Remember, these are religious people fleeing persecution.  It was not unlike a voyage undertaken by the Apostle Paul on his way to Rome.

What I've outlined here is only a brief summary of what our Pilgrim forefathers suffered and endured for the love of freedom.  Their heroism in defense of freedom is well-documented, and ironically lays the predicate for what came later in their intolerance of the Indians who occupied the New World.  But none of it alters their persuasions and inclinations toward God's will for them.

So tell me, fair citizens of America in 2010, is there an enemy today in our country that threatens our freedom?  There are those who cry out, "Rescue the Constitution from what?"  I am persuaded the leaders of our country do not want more war with any more foreign enemies than those with whom we currently contend.  No, our most determined enemies lie within America's borders, not those we seem so inept at keeping out.

There is a desperate debate and a growing conflict between freedom and government-mandated entitlement programs that would rob us of our freedoms in the name of "spreading the wealth around."  There is a growing and swelling tide of the attitude, "Do as little as you can and get as much as you can."  And that is wrong.

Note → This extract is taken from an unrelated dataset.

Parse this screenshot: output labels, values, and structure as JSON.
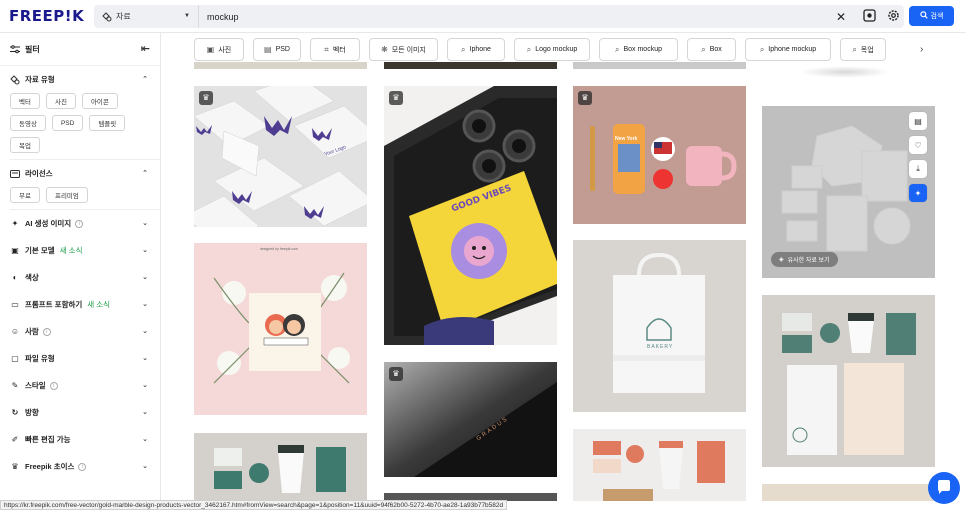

In my view the antidote to recapturing the spirit of freedom and independence exhibited by our Pilgrim ancestors is faith — faith in God our Heavenly Father, in the Lord Jesus Christ, and in the restoration of the gospel of Jesus Christ.  A love of freedom embodies the innate desire to worship, to work, to think and to live.  To feel a sense of earning what we receive, free from an invasive autocracy or government that will dictate what we pay to them and what we will buy from them as the purveyors and masters of all the elements of production.

In spite of it all, I remain thankful.  I'm thankful for our country, for those who live under its heavenly banner of freedom.  I am even grateful for the federal government and its leaders for whom I pray constantly, while wishing it were smaller and they were less intrusive.  I am grateful for the Church, thankful for living prophets who live among us to guide us, comfort us and give us hope for a future when Zion will be established and Babylon will be thrown down.  That day cannot be far distant at the speed we are travelling.  I am grateful for family, for children and grandchildren, for true friends to love (who love me), and for trustworthy men and women whom we can trust this Thanksgiving Day.  Among those who are not trustworthy and for whom I am not grateful this year are certain employees of the Bank of America.  But I digress.

We thank Thee, O Father, for all that is bright —
The gleam of the day and the stars of the night,
The flowers of our youth and the fruits of our prime,
And the blessings that march down the pathway of time.

We thank Thee, O Father, for all that is drear —
The sob of the tempest, the flow of the tear;
For never in blindness, and never in vain,
Thy mercy permitted a sorrow or pain.

We thank Thee, O Father of all, for the power
Of aiding each other in life's darkest hour;
The generous heart and the bountiful hand
And all the soul-help that sad souls understand.

We thank thee, O Father, for days yet to be;
For hopes that our future will call us to Thee.
Let all our eternity form, through Thy love
A heart of Thanksgiving in the mansions above.

-- Will Carleton